> [DESCRIPTION OF THE TASK]:
Write out all the records exactly, and keep any images out.

-------- INPUT MATERIAL

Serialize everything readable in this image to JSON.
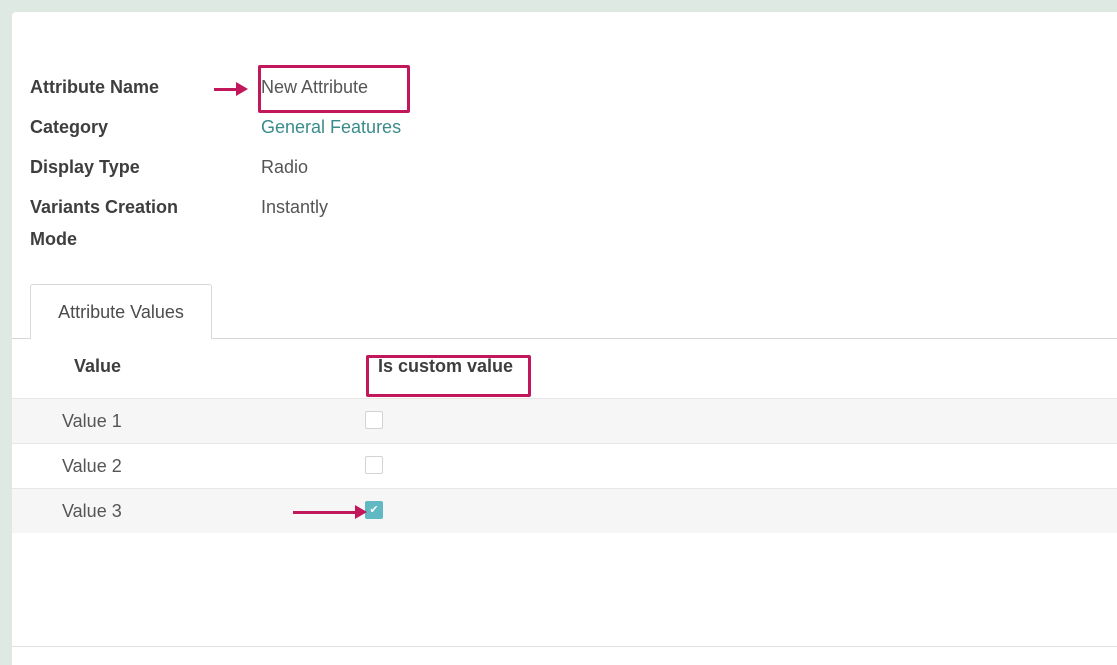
{
  "form": {
    "fields": [
      {
        "label": "Attribute Name",
        "value": "New Attribute"
      },
      {
        "label": "Category",
        "value": "General Features"
      },
      {
        "label": "Display Type",
        "value": "Radio"
      },
      {
        "label": "Variants Creation",
        "label2": "Mode",
        "value": "Instantly"
      }
    ]
  },
  "tabs": [
    {
      "label": "Attribute Values"
    }
  ],
  "table": {
    "columns": [
      "Value",
      "Is custom value"
    ],
    "rows": [
      {
        "value": "Value 1",
        "is_custom": false
      },
      {
        "value": "Value 2",
        "is_custom": false
      },
      {
        "value": "Value 3",
        "is_custom": true
      }
    ]
  },
  "colors": {
    "annotation": "#c2185b",
    "link": "#3a8b8b",
    "checkbox_checked": "#5fb8c2",
    "background": "#dfe9e4"
  },
  "icons": {
    "check": "✔"
  }
}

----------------

> [RESPONSE FOR THIS EXERCISE]:
Serialize everything readable in this image to JSON.
{
  "form": {
    "fields": [
      {
        "label": "Attribute Name",
        "value": "New Attribute"
      },
      {
        "label": "Category",
        "value": "General Features"
      },
      {
        "label": "Display Type",
        "value": "Radio"
      },
      {
        "label": "Variants Creation",
        "label2": "Mode",
        "value": "Instantly"
      }
    ]
  },
  "tabs": [
    {
      "label": "Attribute Values"
    }
  ],
  "table": {
    "columns": [
      "Value",
      "Is custom value"
    ],
    "rows": [
      {
        "value": "Value 1",
        "is_custom": false
      },
      {
        "value": "Value 2",
        "is_custom": false
      },
      {
        "value": "Value 3",
        "is_custom": true
      }
    ]
  },
  "colors": {
    "annotation": "#c2185b",
    "link": "#3a8b8b",
    "checkbox_checked": "#5fb8c2",
    "background": "#dfe9e4"
  },
  "icons": {
    "check": "✔"
  }
}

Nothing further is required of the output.